puppy dog: "Here's a large mouth / ... that ... / Talkes as familiarly of roaring Lyons, As maids of thirteen do of puppi-dogges." (King John, II.i.459-461)
reverb: "Nor are those empty-hearted whose low sounds / Reverb no hollowness." (King Lear, I.i.155-156)
Phil Collins: a fan of reverb.
salad days: "My salad days, / When I was green in judgment, cold in blood, / To say as I said then!" (Antony and Cleopatra, I.v.73-75)
By "salad days" Cleopatra refers to a time not when she had to eat salad, but when she was like salad. From the fifteenth century on, "salad" could mean any raw vegetable; metaphorically, the young Cleopatra was as "green" (inexperienced) and "cold" (passionless) as a piece of lettuce. At least, this is how she now explains her youthful affair with Julius Caesar ... she portrays her "salad days" as a time of unreflective indulgence.
More recently, "salad days" has been: a musical, an episode of Monty Python's Flying Circus, in music by Procol Harum, Minor Threat, Mac DeMarco (and more), and quoted by Nicolas Cage in the Coen brothers' film Raising Arizona.
skim milk: "I could divide myself, and go to buffets, for moving such a dish of skim milk with so honourable an action!" (Henry IV, Part I, II.iv.32)
swagger: "What hempen homespun's have we swaggring here, / So neere the Cradle of the Fairy Queene?" (A Midsummer Night's Dream, III.i.71-72)
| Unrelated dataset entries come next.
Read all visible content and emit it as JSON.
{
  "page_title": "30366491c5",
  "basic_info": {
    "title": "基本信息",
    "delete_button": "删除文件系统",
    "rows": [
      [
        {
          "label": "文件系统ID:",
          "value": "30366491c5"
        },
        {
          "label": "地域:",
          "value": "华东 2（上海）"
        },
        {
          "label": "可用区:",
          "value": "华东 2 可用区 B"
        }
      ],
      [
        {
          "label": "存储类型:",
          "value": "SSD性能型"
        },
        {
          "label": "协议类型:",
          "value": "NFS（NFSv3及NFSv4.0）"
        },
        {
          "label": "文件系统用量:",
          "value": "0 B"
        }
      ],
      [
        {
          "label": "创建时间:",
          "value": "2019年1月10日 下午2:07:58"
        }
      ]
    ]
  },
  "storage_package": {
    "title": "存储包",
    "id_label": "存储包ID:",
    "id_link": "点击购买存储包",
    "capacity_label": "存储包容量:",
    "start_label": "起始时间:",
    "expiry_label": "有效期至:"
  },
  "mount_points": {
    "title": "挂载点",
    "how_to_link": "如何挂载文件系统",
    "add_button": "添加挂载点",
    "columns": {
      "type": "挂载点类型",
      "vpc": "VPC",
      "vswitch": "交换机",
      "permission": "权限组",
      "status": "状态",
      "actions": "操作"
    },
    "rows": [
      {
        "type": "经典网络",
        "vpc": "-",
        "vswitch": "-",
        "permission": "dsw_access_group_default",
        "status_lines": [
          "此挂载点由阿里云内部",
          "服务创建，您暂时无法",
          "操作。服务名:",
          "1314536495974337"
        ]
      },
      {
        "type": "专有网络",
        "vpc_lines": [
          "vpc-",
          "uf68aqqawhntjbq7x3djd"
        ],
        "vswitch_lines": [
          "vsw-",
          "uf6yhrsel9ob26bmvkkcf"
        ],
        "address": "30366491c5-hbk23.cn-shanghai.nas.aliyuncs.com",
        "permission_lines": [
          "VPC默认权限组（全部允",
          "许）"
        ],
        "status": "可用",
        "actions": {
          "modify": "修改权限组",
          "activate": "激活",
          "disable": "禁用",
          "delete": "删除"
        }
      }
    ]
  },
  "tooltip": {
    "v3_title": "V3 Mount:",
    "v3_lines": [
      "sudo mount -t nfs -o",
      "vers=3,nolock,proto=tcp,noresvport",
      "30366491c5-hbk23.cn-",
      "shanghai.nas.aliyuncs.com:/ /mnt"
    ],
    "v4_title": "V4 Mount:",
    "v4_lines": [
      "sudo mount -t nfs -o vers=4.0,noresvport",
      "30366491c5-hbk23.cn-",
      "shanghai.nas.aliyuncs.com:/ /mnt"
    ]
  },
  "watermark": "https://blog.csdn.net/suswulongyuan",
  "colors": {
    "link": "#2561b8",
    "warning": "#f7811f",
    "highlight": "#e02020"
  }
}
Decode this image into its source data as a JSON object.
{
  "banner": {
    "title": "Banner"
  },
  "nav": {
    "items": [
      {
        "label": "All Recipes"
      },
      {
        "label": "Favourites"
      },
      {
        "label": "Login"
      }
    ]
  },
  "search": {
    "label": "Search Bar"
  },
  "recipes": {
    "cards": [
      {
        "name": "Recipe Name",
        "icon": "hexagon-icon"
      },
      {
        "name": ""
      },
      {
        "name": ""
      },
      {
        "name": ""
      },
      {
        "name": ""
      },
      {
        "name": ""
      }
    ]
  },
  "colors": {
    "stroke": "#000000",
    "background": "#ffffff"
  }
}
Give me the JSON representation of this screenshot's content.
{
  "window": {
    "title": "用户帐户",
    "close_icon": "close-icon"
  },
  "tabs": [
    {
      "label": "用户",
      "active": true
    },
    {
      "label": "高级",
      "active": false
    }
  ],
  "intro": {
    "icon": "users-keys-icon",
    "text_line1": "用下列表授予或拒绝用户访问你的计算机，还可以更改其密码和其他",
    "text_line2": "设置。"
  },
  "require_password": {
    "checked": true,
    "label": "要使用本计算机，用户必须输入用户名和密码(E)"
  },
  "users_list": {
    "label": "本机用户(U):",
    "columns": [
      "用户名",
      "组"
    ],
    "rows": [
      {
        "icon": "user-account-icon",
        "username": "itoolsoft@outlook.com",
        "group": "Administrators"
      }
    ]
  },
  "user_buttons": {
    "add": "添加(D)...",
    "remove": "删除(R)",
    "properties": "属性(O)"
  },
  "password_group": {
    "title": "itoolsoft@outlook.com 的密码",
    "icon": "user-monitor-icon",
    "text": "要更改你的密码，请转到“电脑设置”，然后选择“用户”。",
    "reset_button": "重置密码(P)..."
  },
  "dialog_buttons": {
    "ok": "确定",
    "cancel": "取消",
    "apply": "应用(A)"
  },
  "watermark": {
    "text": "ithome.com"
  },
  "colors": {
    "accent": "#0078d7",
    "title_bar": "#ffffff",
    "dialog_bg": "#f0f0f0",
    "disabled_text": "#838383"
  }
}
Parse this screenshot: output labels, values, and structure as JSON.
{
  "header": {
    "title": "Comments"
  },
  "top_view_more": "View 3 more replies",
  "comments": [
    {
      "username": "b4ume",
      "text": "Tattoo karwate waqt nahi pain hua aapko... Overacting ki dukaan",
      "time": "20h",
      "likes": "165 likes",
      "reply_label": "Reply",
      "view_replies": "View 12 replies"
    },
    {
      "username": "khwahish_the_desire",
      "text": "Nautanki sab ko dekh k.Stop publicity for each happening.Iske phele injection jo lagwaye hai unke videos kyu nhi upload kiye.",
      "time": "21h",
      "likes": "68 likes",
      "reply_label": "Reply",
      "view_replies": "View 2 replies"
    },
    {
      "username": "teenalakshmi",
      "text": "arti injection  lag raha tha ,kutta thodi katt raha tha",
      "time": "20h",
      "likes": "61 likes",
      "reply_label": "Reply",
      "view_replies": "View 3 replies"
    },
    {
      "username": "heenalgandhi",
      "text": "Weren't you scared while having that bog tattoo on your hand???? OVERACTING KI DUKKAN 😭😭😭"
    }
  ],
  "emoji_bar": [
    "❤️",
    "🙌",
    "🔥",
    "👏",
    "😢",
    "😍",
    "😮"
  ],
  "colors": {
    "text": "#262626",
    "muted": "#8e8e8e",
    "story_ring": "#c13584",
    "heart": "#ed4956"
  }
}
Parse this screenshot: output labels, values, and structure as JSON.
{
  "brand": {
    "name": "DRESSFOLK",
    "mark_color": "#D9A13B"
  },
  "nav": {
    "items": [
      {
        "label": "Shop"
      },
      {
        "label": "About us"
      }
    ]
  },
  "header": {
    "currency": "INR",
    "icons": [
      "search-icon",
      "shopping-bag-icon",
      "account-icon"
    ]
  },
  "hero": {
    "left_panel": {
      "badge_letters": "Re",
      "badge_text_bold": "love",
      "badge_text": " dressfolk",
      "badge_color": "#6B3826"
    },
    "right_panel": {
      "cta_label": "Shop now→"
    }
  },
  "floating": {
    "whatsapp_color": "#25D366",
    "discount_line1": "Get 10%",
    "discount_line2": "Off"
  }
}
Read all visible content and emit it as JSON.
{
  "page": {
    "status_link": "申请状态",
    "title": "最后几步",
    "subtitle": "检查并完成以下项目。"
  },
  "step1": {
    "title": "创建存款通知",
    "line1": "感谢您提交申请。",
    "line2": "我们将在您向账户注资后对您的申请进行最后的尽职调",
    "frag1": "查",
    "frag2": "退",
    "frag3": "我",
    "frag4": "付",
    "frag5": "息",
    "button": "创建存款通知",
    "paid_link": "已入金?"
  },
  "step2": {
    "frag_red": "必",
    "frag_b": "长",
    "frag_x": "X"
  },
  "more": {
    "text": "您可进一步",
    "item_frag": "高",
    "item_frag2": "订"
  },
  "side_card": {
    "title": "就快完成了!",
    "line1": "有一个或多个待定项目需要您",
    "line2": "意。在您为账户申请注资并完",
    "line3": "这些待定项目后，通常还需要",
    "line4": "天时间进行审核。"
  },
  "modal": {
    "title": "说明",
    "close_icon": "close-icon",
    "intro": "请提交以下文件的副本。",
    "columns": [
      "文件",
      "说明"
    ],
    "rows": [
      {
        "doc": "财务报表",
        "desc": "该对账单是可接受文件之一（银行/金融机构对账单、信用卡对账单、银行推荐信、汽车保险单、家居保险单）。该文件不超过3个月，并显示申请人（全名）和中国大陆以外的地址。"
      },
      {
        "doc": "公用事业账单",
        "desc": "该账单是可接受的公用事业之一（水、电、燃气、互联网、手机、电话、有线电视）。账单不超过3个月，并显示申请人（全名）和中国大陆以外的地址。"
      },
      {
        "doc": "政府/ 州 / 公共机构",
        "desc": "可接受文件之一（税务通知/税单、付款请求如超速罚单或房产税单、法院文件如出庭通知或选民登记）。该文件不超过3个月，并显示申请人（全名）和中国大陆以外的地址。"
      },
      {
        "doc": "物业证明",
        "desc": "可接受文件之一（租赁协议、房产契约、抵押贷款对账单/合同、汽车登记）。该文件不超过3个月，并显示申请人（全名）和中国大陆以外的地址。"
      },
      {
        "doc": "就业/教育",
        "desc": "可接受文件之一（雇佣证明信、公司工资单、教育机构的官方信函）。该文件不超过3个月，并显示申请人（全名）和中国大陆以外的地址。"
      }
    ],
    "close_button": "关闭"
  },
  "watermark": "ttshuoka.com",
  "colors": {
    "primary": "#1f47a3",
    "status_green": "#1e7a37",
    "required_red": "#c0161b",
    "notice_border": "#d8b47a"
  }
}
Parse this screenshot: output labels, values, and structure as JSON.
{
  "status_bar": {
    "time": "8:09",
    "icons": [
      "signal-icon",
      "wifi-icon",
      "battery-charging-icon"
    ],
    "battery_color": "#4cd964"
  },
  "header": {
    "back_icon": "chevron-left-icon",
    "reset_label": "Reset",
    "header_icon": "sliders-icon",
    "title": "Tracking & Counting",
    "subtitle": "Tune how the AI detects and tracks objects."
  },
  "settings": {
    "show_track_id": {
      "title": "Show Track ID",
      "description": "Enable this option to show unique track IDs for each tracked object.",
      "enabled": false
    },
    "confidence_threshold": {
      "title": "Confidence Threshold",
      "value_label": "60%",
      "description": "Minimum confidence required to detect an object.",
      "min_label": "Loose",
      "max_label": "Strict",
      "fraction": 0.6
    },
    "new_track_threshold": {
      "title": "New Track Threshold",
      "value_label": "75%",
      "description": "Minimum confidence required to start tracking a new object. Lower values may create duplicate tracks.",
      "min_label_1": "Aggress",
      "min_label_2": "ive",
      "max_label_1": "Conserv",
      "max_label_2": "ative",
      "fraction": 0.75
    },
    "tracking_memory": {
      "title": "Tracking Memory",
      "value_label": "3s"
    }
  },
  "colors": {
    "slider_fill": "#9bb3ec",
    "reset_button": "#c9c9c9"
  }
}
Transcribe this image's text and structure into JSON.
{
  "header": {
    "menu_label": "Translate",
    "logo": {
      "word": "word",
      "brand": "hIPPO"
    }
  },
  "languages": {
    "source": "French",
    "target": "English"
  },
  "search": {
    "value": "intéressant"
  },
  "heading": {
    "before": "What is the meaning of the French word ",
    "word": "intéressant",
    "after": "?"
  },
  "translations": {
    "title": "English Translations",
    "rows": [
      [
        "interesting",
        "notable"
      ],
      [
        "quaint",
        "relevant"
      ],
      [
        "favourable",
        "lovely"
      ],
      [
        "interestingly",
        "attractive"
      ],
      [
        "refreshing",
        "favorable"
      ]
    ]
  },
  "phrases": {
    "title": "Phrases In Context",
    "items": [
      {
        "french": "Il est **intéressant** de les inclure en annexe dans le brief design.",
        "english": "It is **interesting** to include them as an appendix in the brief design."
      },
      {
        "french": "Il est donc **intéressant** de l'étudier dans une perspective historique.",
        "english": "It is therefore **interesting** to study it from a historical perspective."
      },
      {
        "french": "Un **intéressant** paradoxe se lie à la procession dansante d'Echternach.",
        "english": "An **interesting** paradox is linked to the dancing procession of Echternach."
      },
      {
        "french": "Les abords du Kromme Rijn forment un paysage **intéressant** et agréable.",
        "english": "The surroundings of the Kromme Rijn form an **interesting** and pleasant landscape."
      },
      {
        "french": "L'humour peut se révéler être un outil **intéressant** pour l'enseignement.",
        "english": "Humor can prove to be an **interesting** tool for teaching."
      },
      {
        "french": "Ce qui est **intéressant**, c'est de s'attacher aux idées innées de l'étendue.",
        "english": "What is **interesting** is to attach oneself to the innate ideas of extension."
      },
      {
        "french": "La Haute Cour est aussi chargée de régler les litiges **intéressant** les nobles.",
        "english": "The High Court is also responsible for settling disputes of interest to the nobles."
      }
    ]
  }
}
NPR's Code Switch recently traced the origins and usage of "swagger" (and its shortened form, "swag") from Puck to Jay Z, who claims, in the song "Otis," to have invented this embodiment of braggadocio. In 2011, All Things Considered deemed "swag" "Hip-Hop's Word of the Year."
watchdog: "Harke, harke, bowgh wawgh, the watch-Dogges barke, bowgh-wawgh" (The Tempest, I.ii.385)
In Shakespeare's English, this phrase is especially amazing.
what the dickens: "I cannot tell what the dickens his name is my husband had him of. What do you call your knight's name, sirrah?" (The Merry Wives of Windsor, III.ii.19-20)
This one is a little muddy, as Thomas Heywood, another playwright, may have beaten Shakespeare to the punch. But it's a fun and interesting phrase, regardless.
"Dickens," in this instance, refers not to the A Tale of Two Cities author, but rather to the devil himself. Marcone points out that substituting a euphemism for "What the devil!" such as "dickens" or "deuce" "almost certainly lies in the sound and in the comic effect of the substitution itself."
Speaking of comic effect, we may have Family Guy to blame for "what the deuce" overtaking "what the dickens" as a common expression.
"Fishify," ["O flesh flesh how art thou fishified" (Romeo and Juliet, II.iv.36)] wonderful as it may be, hasn't really stuck around in modern language. A Google ngram search suggests it's one of many hilariously odd words (see also: spleenful, lustihood) that couldn't wriggle far enough away from their original contexts.
Sources: Oxford English Dictionary; Brush Up Your Shakespeare! by Michael Macrone. Special thanks to Peter G. Platt, chair of the Department of English at Barnard College.